It's great to read about quite a number of observed carbon stars here on the Observational Astrophysics Forum in recent days and nights.
Please keep them coming! Thank you.
Here is a report of the latest carbon star I observed which has the designation Case 270.
It is less than 30 arc minutes from another carbon star - WZ Cassiopeiae and is right next to SAO 35999 which in turn has a magnitude of +8.8.
My telescope is a William Optics 158 mm F/7 apochromatic refractor which is placed on a Berlebach Planet altazimuth mount.
I was observing in my Bortle 9 back garden as the temperatures went from 3 degrees to 0 degrees Celsius.
There was no wind at all thankfully.
I had been challenged by Steve Smith to observe Case 270 over on the Double Star Forum.
As he had drawn my attention to it, I soon noticed what a tough time I was going to have to actually see it.
You see, its magnitude is +12.8. I don't believe it varies at all.
According to Guide 9.1 DVD it has another designation which is 3UC-001081.
Simbad has other designations, but I won't mention them here as they are not well known.
The Right Ascension of Case 270 is 00 h 02 m 18.8"
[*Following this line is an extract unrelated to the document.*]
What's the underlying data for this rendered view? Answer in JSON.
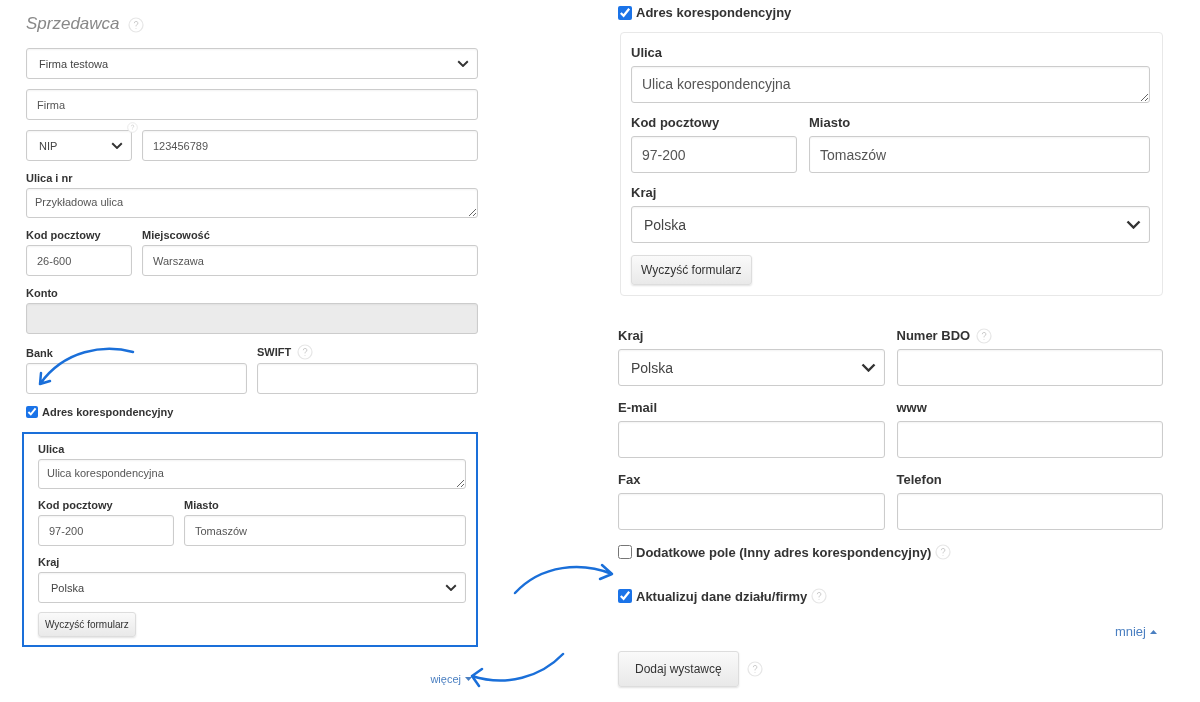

The Declination is 59 degrees 58 minutes 07.54".
So it is firmly located in Cassiopeia.
Its spectral class is C4.
And at a magnification of 280X I could just about see Case 270.
My eyepiece is a William Optics Uwan 4 mm.
Its colour through my apo was orange at that power.
I could not see the star at 225X.
It is my 11th observed carbon star in Cassiopeia - and my 88th overall.
Therefore if any of you do seek out Case 270 you will most likely need a good aperture telescope and a very clear sky with no wind.
Thank you reading my report.
Comments, corrections, images and even sketches are most welcome.
Clear skies from Aubrey.